## Exercise
Copy the records below in full, keeping each word as it is but omitting the pictures.

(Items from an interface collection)

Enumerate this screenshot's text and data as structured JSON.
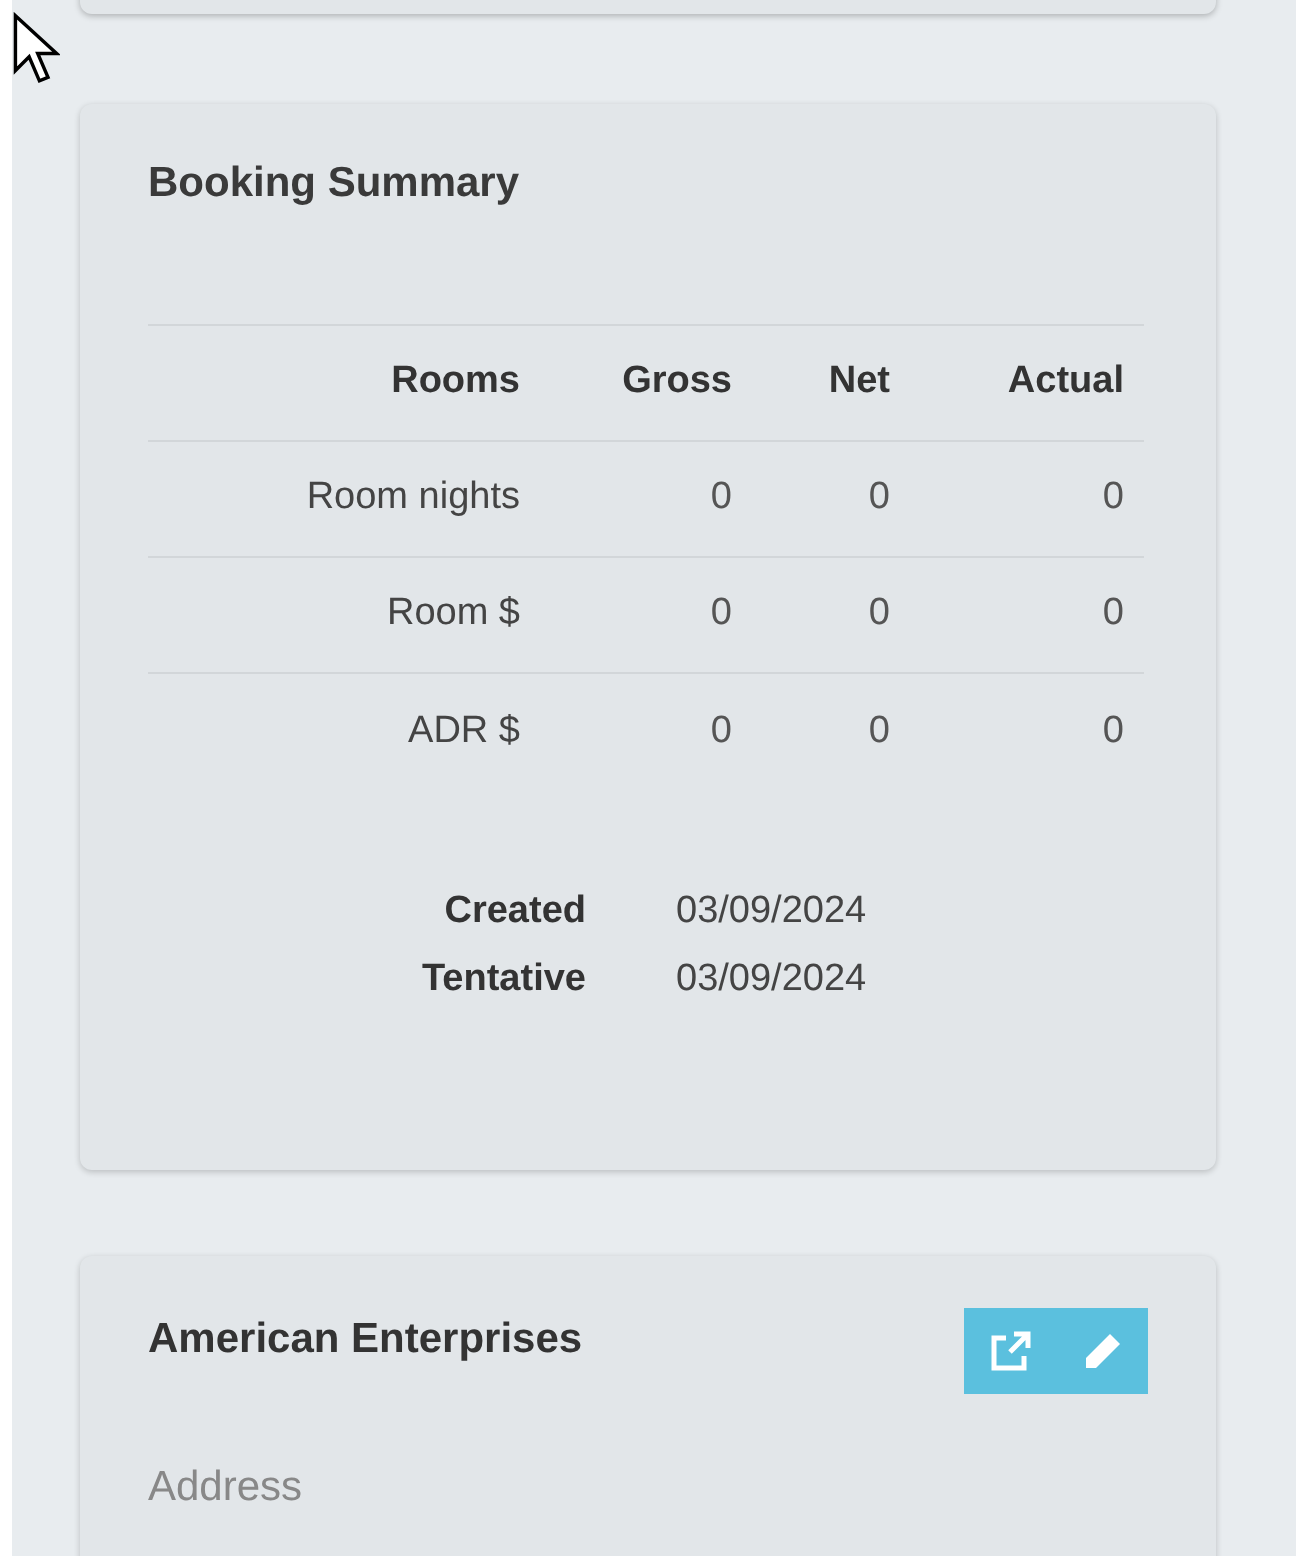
{
  "booking_summary": {
    "title": "Booking Summary",
    "table": {
      "columns": [
        "Rooms",
        "Gross",
        "Net",
        "Actual"
      ],
      "rows": [
        [
          "Room nights",
          "0",
          "0",
          "0"
        ],
        [
          "Room $",
          "0",
          "0",
          "0"
        ],
        [
          "ADR $",
          "0",
          "0",
          "0"
        ]
      ]
    },
    "dates": [
      {
        "label": "Created",
        "value": "03/09/2024"
      },
      {
        "label": "Tentative",
        "value": "03/09/2024"
      }
    ]
  },
  "account": {
    "title": "American Enterprises",
    "section": "Address"
  }
}
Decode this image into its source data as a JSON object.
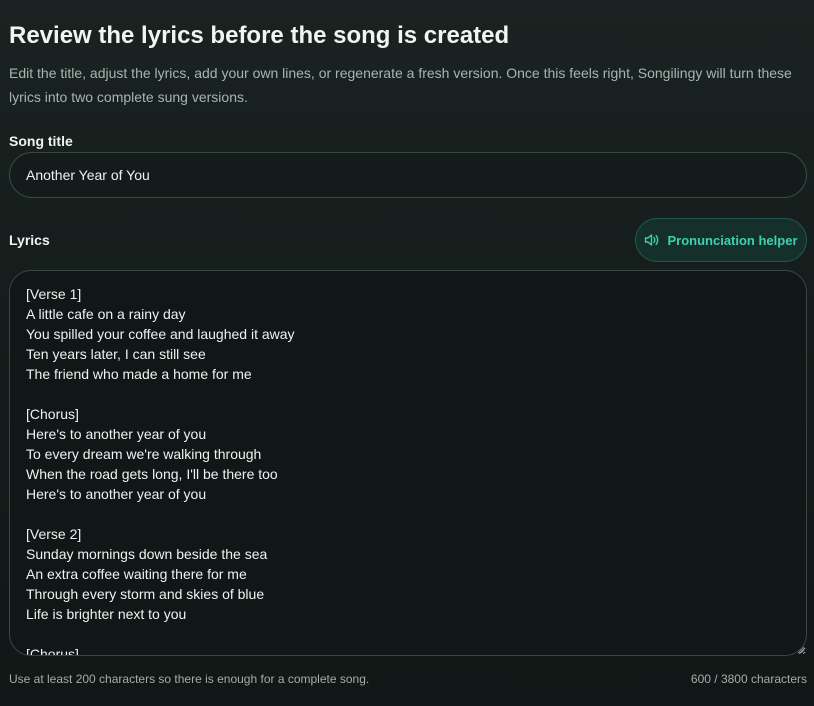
{
  "page": {
    "title": "Review the lyrics before the song is created",
    "description": "Edit the title, adjust the lyrics, add your own lines, or regenerate a fresh version. Once this feels right, Songilingy will turn these lyrics into two complete sung versions."
  },
  "song_title": {
    "label": "Song title",
    "value": "Another Year of You"
  },
  "lyrics": {
    "label": "Lyrics",
    "helper_button": {
      "label": "Pronunciation helper",
      "icon": "speaker-icon"
    },
    "value": "[Verse 1]\nA little cafe on a rainy day\nYou spilled your coffee and laughed it away\nTen years later, I can still see\nThe friend who made a home for me\n\n[Chorus]\nHere's to another year of you\nTo every dream we're walking through\nWhen the road gets long, I'll be there too\nHere's to another year of you\n\n[Verse 2]\nSunday mornings down beside the sea\nAn extra coffee waiting there for me\nThrough every storm and skies of blue\nLife is brighter next to you\n\n[Chorus]",
    "hint": "Use at least 200 characters so there is enough for a complete song.",
    "counter": "600 / 3800 characters"
  },
  "colors": {
    "accent": "#3fd1ae",
    "background": "#161e1d",
    "border": "#3a4745"
  }
}
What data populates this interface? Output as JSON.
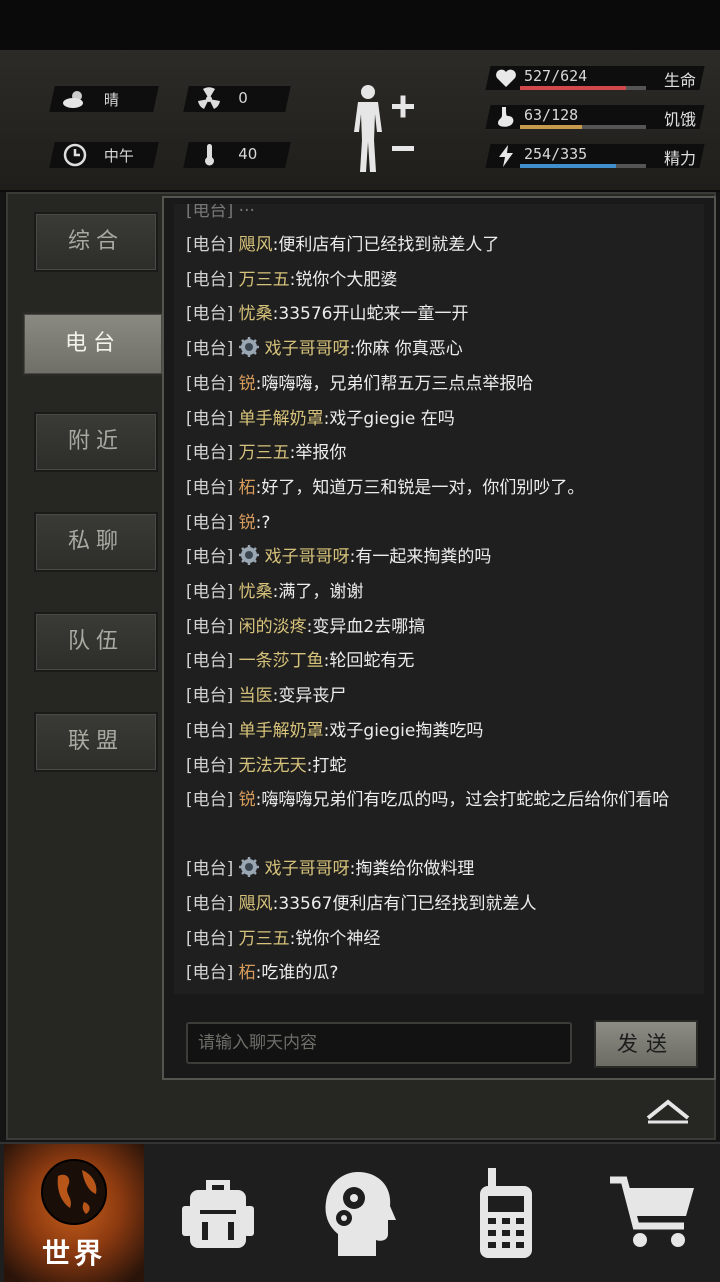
{
  "status": {
    "weather": {
      "icon": "cloud-sun-icon",
      "label": "晴"
    },
    "radiation": {
      "icon": "radiation-icon",
      "value": "0"
    },
    "time": {
      "icon": "clock-icon",
      "label": "中午"
    },
    "temperature": {
      "icon": "thermometer-icon",
      "value": "40"
    }
  },
  "character_button": {
    "icon": "body-plus-minus-icon"
  },
  "stats": [
    {
      "icon": "heart-icon",
      "value": "527/624",
      "label": "生命",
      "fraction": 0.845,
      "color": "#d2494b"
    },
    {
      "icon": "stomach-icon",
      "value": "63/128",
      "label": "饥饿",
      "fraction": 0.49,
      "color": "#c69a4c"
    },
    {
      "icon": "energy-icon",
      "value": "254/335",
      "label": "精力",
      "fraction": 0.758,
      "color": "#3f8fcf"
    }
  ],
  "tabs": [
    {
      "label": "综合",
      "active": false
    },
    {
      "label": "电台",
      "active": true
    },
    {
      "label": "附近",
      "active": false
    },
    {
      "label": "私聊",
      "active": false
    },
    {
      "label": "队伍",
      "active": false
    },
    {
      "label": "联盟",
      "active": false
    }
  ],
  "chat": {
    "channel_tag": "[电台]",
    "messages": [
      {
        "name": "飓风",
        "text": ":便利店有门已经找到就差人了"
      },
      {
        "name": "万三五",
        "text": ":锐你个大肥婆"
      },
      {
        "name": "忧桑",
        "text": ":33576开山蛇来一童一开"
      },
      {
        "name": "戏子哥哥呀",
        "badge": true,
        "text": ":你麻 你真恶心"
      },
      {
        "name": "锐",
        "text": ":嗨嗨嗨，兄弟们帮五万三点点举报哈"
      },
      {
        "name": "单手解奶罩",
        "text": ":戏子giegie 在吗"
      },
      {
        "name": "万三五",
        "text": ":举报你"
      },
      {
        "name": "柘",
        "text": ":好了，知道万三和锐是一对，你们别吵了。"
      },
      {
        "name": "锐",
        "text": ":?"
      },
      {
        "name": "戏子哥哥呀",
        "badge": true,
        "text": ":有一起来掏粪的吗"
      },
      {
        "name": "忧桑",
        "text": ":满了，谢谢"
      },
      {
        "name": "闲的淡疼",
        "text": ":变异血2去哪搞"
      },
      {
        "name": "一条莎丁鱼",
        "text": ":轮回蛇有无"
      },
      {
        "name": "当医",
        "text": ":变异丧尸"
      },
      {
        "name": "单手解奶罩",
        "text": ":戏子giegie掏粪吃吗"
      },
      {
        "name": "无法无天",
        "text": ":打蛇"
      },
      {
        "name": "锐",
        "text": ":嗨嗨嗨兄弟们有吃瓜的吗，过会打蛇蛇之后给你们看哈"
      },
      {
        "name": "戏子哥哥呀",
        "badge": true,
        "text": ":掏粪给你做料理"
      },
      {
        "name": "飓风",
        "text": ":33567便利店有门已经找到就差人"
      },
      {
        "name": "万三五",
        "text": ":锐你个神经"
      },
      {
        "name": "柘",
        "text": ":吃谁的瓜?"
      }
    ],
    "input_placeholder": "请输入聊天内容",
    "send_label": "发送"
  },
  "bottom_nav": [
    {
      "icon": "globe-icon",
      "label": "世界",
      "active": true
    },
    {
      "icon": "backpack-icon",
      "label": "",
      "active": false
    },
    {
      "icon": "head-gears-icon",
      "label": "",
      "active": false
    },
    {
      "icon": "walkie-talkie-icon",
      "label": "",
      "active": false
    },
    {
      "icon": "cart-icon",
      "label": "",
      "active": false
    }
  ]
}
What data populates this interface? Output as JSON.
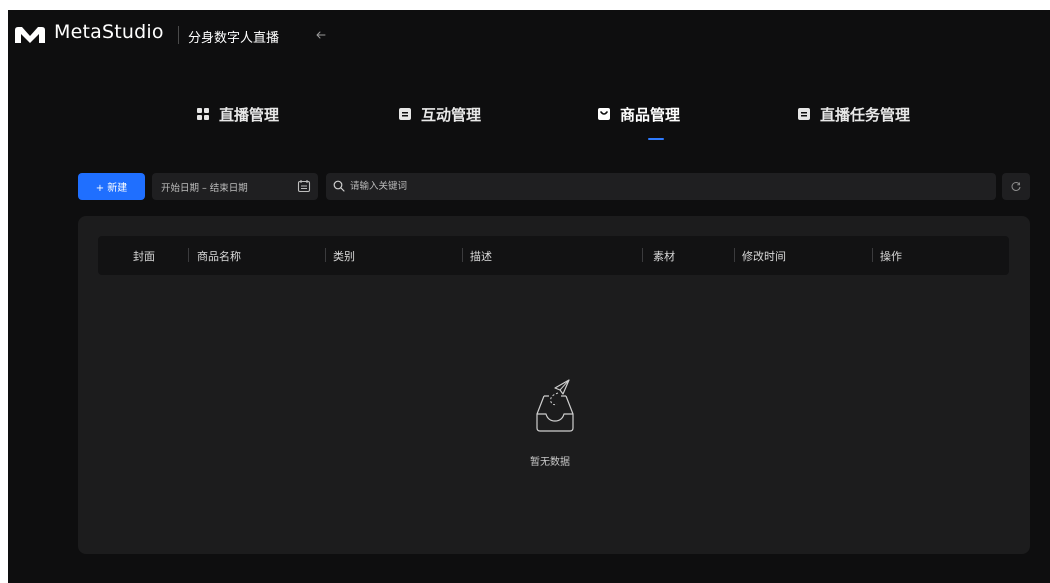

## Exercise result
Enumerate this screenshot's text and data as structured JSON.
{
  "booking_summary": {
    "title": "Booking Summary",
    "table": {
      "columns": [
        "Rooms",
        "Gross",
        "Net",
        "Actual"
      ],
      "rows": [
        [
          "Room nights",
          "0",
          "0",
          "0"
        ],
        [
          "Room $",
          "0",
          "0",
          "0"
        ],
        [
          "ADR $",
          "0",
          "0",
          "0"
        ]
      ]
    },
    "dates": [
      {
        "label": "Created",
        "value": "03/09/2024"
      },
      {
        "label": "Tentative",
        "value": "03/09/2024"
      }
    ]
  },
  "account": {
    "title": "American Enterprises",
    "section": "Address"
  }
}
Decode this image into its source data as a JSON object.
{
  "page": {
    "title": "Review the lyrics before the song is created",
    "description": "Edit the title, adjust the lyrics, add your own lines, or regenerate a fresh version. Once this feels right, Songilingy will turn these lyrics into two complete sung versions."
  },
  "song_title": {
    "label": "Song title",
    "value": "Another Year of You"
  },
  "lyrics": {
    "label": "Lyrics",
    "helper_button": {
      "label": "Pronunciation helper",
      "icon": "speaker-icon"
    },
    "value": "[Verse 1]\nA little cafe on a rainy day\nYou spilled your coffee and laughed it away\nTen years later, I can still see\nThe friend who made a home for me\n\n[Chorus]\nHere's to another year of you\nTo every dream we're walking through\nWhen the road gets long, I'll be there too\nHere's to another year of you\n\n[Verse 2]\nSunday mornings down beside the sea\nAn extra coffee waiting there for me\nThrough every storm and skies of blue\nLife is brighter next to you\n\n[Chorus]",
    "hint": "Use at least 200 characters so there is enough for a complete song.",
    "counter": "600 / 3800 characters"
  },
  "colors": {
    "accent": "#3fd1ae",
    "background": "#161e1d",
    "border": "#3a4745"
  }
}
What data populates this interface? Output as JSON.
{
  "status": {
    "weather": {
      "icon": "cloud-sun-icon",
      "label": "晴"
    },
    "radiation": {
      "icon": "radiation-icon",
      "value": "0"
    },
    "time": {
      "icon": "clock-icon",
      "label": "中午"
    },
    "temperature": {
      "icon": "thermometer-icon",
      "value": "40"
    }
  },
  "character_button": {
    "icon": "body-plus-minus-icon"
  },
  "stats": [
    {
      "icon": "heart-icon",
      "value": "527/624",
      "label": "生命",
      "fraction": 0.845,
      "color": "#d2494b"
    },
    {
      "icon": "stomach-icon",
      "value": "63/128",
      "label": "饥饿",
      "fraction": 0.49,
      "color": "#c69a4c"
    },
    {
      "icon": "energy-icon",
      "value": "254/335",
      "label": "精力",
      "fraction": 0.758,
      "color": "#3f8fcf"
    }
  ],
  "tabs": [
    {
      "label": "综合",
      "active": false
    },
    {
      "label": "电台",
      "active": true
    },
    {
      "label": "附近",
      "active": false
    },
    {
      "label": "私聊",
      "active": false
    },
    {
      "label": "队伍",
      "active": false
    },
    {
      "label": "联盟",
      "active": false
    }
  ],
  "chat": {
    "channel_tag": "[电台]",
    "messages": [
      {
        "name": "飓风",
        "text": ":便利店有门已经找到就差人了"
      },
      {
        "name": "万三五",
        "text": ":锐你个大肥婆"
      },
      {
        "name": "忧桑",
        "text": ":33576开山蛇来一童一开"
      },
      {
        "name": "戏子哥哥呀",
        "badge": true,
        "text": ":你麻 你真恶心"
      },
      {
        "name": "锐",
        "text": ":嗨嗨嗨，兄弟们帮五万三点点举报哈"
      },
      {
        "name": "单手解奶罩",
        "text": ":戏子giegie 在吗"
      },
      {
        "name": "万三五",
        "text": ":举报你"
      },
      {
        "name": "柘",
        "text": ":好了，知道万三和锐是一对，你们别吵了。"
      },
      {
        "name": "锐",
        "text": ":?"
      },
      {
        "name": "戏子哥哥呀",
        "badge": true,
        "text": ":有一起来掏粪的吗"
      },
      {
        "name": "忧桑",
        "text": ":满了，谢谢"
      },
      {
        "name": "闲的淡疼",
        "text": ":变异血2去哪搞"
      },
      {
        "name": "一条莎丁鱼",
        "text": ":轮回蛇有无"
      },
      {
        "name": "当医",
        "text": ":变异丧尸"
      },
      {
        "name": "单手解奶罩",
        "text": ":戏子giegie掏粪吃吗"
      },
      {
        "name": "无法无天",
        "text": ":打蛇"
      },
      {
        "name": "锐",
        "text": ":嗨嗨嗨兄弟们有吃瓜的吗，过会打蛇蛇之后给你们看哈"
      },
      {
        "name": "戏子哥哥呀",
        "badge": true,
        "text": ":掏粪给你做料理"
      },
      {
        "name": "飓风",
        "text": ":33567便利店有门已经找到就差人"
      },
      {
        "name": "万三五",
        "text": ":锐你个神经"
      },
      {
        "name": "柘",
        "text": ":吃谁的瓜?"
      }
    ],
    "input_placeholder": "请输入聊天内容",
    "send_label": "发送"
  },
  "bottom_nav": [
    {
      "icon": "globe-icon",
      "label": "世界",
      "active": true
    },
    {
      "icon": "backpack-icon",
      "label": "",
      "active": false
    },
    {
      "icon": "head-gears-icon",
      "label": "",
      "active": false
    },
    {
      "icon": "walkie-talkie-icon",
      "label": "",
      "active": false
    },
    {
      "icon": "cart-icon",
      "label": "",
      "active": false
    }
  ]
}
What data populates this interface? Output as JSON.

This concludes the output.